Though not strictly necessary (rather like the cake itself), a final drizzle of flavoured syrup will give you attractively glossy results. Oliver makes a tangy lime juice and ginger version, while Mandal sticks to a simple brush of golden syrup, which does the trick more quietly. If you happen to have some stem ginger in syrup, or indeed some of the syrup from the maraschino cherries you may have used on top, that would be even better.
Though sturdy enough to take on a picnic, I think this is best served warm, preferably with a lot of very thick custard. Each to their own, though.
Perfect pineapple upside-down cake
Prep 35 min
Cook 35 min
Makes 12 squares
For the topping
1 large ripe pineapple, or 12 tinned pineapple rings in juice
100g soft, light-brown sugar
30 maraschino or glace cherries (optional)
For the cake
250g softened butter, at room temperature
125g caster sugar
125g soft, light-brown sugar
240g plain flour
3 tsp baking powder
½ tsp bicarbonate of soda
½ tsp fine salt
1 tsp vanilla extract
3 tbsp pineapple juice (from the tin, if using)
2 tbsp golden syrup, sugar syrup, runny honey, or the syrup from maraschino cherries or stem ginger, to finish (optional)
Start by preparing the pineapple, if necessary: slice off the peel, remove any “eyes”, then cut in half, remove the core and slice into roughly 1cm half-moons. Put the slices between two pieces of kitchen paper to dry (and do the same if using tinned rings).
Put a roughly 30cm x 21cm baking tin on a low heat and melt the butter and sugar for the topping until bubbling. Take off the heat, arrange the pineapple rings in a pleasing pattern on top, then put a cherry, if using, in the centre of each.
Heat the oven to 180C (160C fan)/350F/gas 4 and, if you have one, put in a bakestone or cast-iron griddle in there to warm up. In a large bowl, cream the butter and sugar until light and fluffy, then beat in the eggs one by one, making sure each one is well incorporated before adding the next.
In a second bowl, whisk the flour, baking powder, bicarb and salt, then fold this into the batter mixture, followed by the vanilla extract. Add enough pineapple juice so that the batter drops easily from a spoon, but does not run off it.

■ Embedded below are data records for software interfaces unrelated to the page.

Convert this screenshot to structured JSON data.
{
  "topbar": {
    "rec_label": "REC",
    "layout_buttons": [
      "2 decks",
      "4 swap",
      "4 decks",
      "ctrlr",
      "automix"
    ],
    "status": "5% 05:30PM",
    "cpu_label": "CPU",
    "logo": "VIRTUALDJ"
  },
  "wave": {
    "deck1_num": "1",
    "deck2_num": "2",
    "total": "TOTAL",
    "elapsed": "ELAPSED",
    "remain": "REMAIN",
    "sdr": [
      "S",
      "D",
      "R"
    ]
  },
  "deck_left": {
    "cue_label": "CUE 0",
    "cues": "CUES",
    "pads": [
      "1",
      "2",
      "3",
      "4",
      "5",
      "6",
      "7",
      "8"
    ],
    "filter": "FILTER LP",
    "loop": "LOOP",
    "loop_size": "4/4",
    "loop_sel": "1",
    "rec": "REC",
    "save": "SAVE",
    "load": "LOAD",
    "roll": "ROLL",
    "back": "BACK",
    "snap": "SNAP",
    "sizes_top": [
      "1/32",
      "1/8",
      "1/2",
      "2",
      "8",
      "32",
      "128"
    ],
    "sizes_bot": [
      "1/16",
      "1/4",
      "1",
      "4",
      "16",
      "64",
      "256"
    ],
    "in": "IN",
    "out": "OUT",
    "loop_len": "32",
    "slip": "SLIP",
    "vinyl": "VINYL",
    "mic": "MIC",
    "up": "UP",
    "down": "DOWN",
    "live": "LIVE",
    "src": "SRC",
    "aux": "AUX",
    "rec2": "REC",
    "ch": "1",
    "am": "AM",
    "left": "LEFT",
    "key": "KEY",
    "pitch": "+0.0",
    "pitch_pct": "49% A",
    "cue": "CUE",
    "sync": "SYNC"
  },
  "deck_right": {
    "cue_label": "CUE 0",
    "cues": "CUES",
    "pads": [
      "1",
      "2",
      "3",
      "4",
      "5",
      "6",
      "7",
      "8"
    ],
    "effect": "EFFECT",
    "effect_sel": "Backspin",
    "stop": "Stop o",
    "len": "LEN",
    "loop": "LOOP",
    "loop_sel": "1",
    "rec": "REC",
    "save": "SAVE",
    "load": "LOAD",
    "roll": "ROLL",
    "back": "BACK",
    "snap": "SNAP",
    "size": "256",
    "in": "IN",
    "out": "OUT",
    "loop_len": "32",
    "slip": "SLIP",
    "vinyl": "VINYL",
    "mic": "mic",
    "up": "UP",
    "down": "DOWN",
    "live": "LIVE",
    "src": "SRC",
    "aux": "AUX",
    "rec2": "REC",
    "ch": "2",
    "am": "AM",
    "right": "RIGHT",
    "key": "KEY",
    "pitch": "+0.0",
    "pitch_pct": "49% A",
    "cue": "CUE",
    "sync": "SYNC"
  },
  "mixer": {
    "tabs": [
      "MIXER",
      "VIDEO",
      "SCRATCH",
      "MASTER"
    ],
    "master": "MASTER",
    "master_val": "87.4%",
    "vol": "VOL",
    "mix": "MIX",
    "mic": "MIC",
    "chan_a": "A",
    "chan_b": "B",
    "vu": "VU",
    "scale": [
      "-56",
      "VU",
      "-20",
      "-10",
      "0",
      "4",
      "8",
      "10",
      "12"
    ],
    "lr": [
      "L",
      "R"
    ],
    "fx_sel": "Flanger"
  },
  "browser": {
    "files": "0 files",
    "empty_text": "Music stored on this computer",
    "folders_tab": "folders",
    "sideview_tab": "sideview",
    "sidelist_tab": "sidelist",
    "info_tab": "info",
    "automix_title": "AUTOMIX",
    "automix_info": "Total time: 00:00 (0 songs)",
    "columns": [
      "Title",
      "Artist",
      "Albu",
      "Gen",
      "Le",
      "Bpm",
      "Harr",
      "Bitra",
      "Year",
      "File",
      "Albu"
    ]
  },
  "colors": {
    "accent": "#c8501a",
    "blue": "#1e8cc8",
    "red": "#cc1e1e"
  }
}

Spoon the batter on top of the pineapple in the tin, smooth out the top and bake for 40-45 minutes, or until well risen and just firm in the centre.
Remove, leave to cool in the tin for five minutes, then run a spatula round the edge to loosen and carefully turn out on to a board. Brush with syrup, cut into portions and serve warm with custard, ice-cream or cream.